Today, sweet woodruff is most commonly used as a ground cover in shady areas. Sweet woodruff ground cover, with its star-shaped whorls of leaves and lacy white flowers, can add interesting texture and spark to a deeply shaded part of the garden. Sweet woodruff care is easy and taking the time to plant sweet woodruff is well worth the effort.
How to Grow Sweet Woodruff Herb
Sweet woodruff herb should be planted in a shady area. They like moist but well draining soil that is rich in organic material from things like decomposing leaves and branches, but will also grow in dry soils. It grows in USDA Zones 4-8.
Sweet woodruff spreads by runners. In moist soil, it can spread very quickly and can become invasive in the right conditions. It is often recommended that you plant sweet woodruff ground cover in an area that you would not mind seeing naturalized by sweet woodruff. You can also keep sweet woodruff under control by spade edging around the bed yearly. Spade edging is done by driving a spade into the soil on the edge of the flower bed where you are growing sweet woodruff. This will sever the runners. Remove any sweet woodruff plants growing outside the bed.

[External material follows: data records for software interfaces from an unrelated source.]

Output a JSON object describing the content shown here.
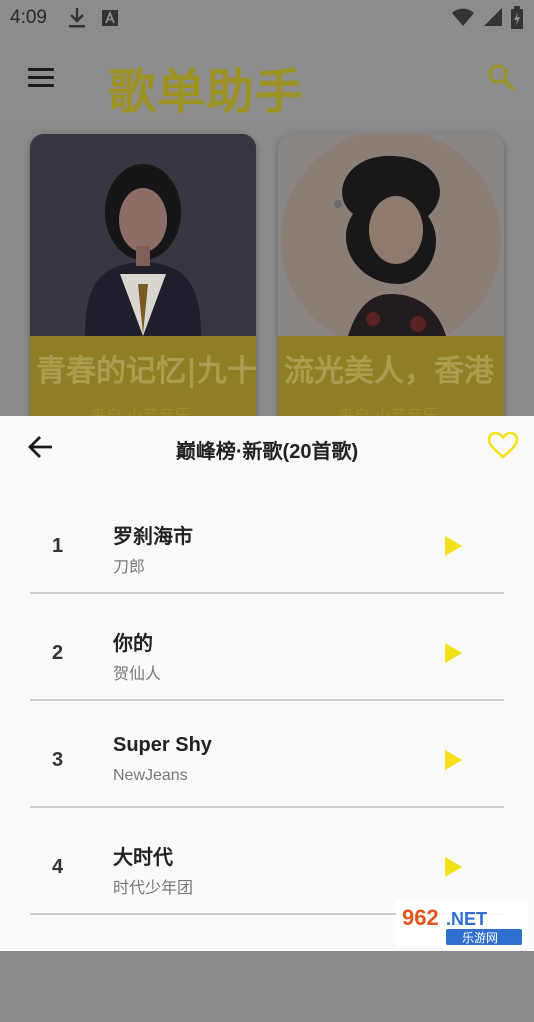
{
  "status_bar": {
    "time": "4:09"
  },
  "app_bar": {
    "title": "歌单助手"
  },
  "cards": [
    {
      "title": "青春的记忆|九十",
      "subtitle": "来自 小芸音乐"
    },
    {
      "title": "流光美人，香港",
      "subtitle": "来自 小芸音乐"
    }
  ],
  "sheet": {
    "title": "巅峰榜·新歌(20首歌)",
    "songs": [
      {
        "rank": "1",
        "name": "罗刹海市",
        "artist": "刀郎"
      },
      {
        "rank": "2",
        "name": "你的",
        "artist": "贺仙人"
      },
      {
        "rank": "3",
        "name": "Super Shy",
        "artist": "NewJeans"
      },
      {
        "rank": "4",
        "name": "大时代",
        "artist": "时代少年团"
      },
      {
        "rank": "",
        "name": "",
        "artist": ""
      }
    ]
  },
  "watermark": {
    "top": "962.NET",
    "bottom": "乐游网"
  },
  "colors": {
    "accent": "#f5e11a",
    "scrim": "#8a8a8a",
    "sheet_bg": "#fafafa"
  }
}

After the plants are established, growing sweet woodruff is very simple. It doesn’t need to be fertilized and should only be watered in times of drought. Sweet woodruff care is just that easy.
Sweet Woodruff Propagation
Sweet woodruff is most often propagated by division. You can dig up clumps from an established patch and transplant them.
Sweet woodruff can also be propagated by seed. Sweet woodruff seeds can be planted directly into the soil in the spring or can be started indoors up to 10 weeks before your area’s last frost date.
To direct sow sweet woodruff, in early spring simply spread the seeds over the area that you wish to grow them and lightly cover the area with sifted soil or peat moss. Then water the area.
To start sweet woodruff indoors, spread the seeds evenly in the growing container and lightly cover the top with peat moss. Water the container and then place it into your refrigerator for two weeks. After you have chilled the sweet woodruff seeds, place them in a cool, lighted area (50 F. (10 C.), such as a basement or an unheated, attached garage to germinate. Once they have germinated, you can move the sweet woodruff seedlings to a warmer location.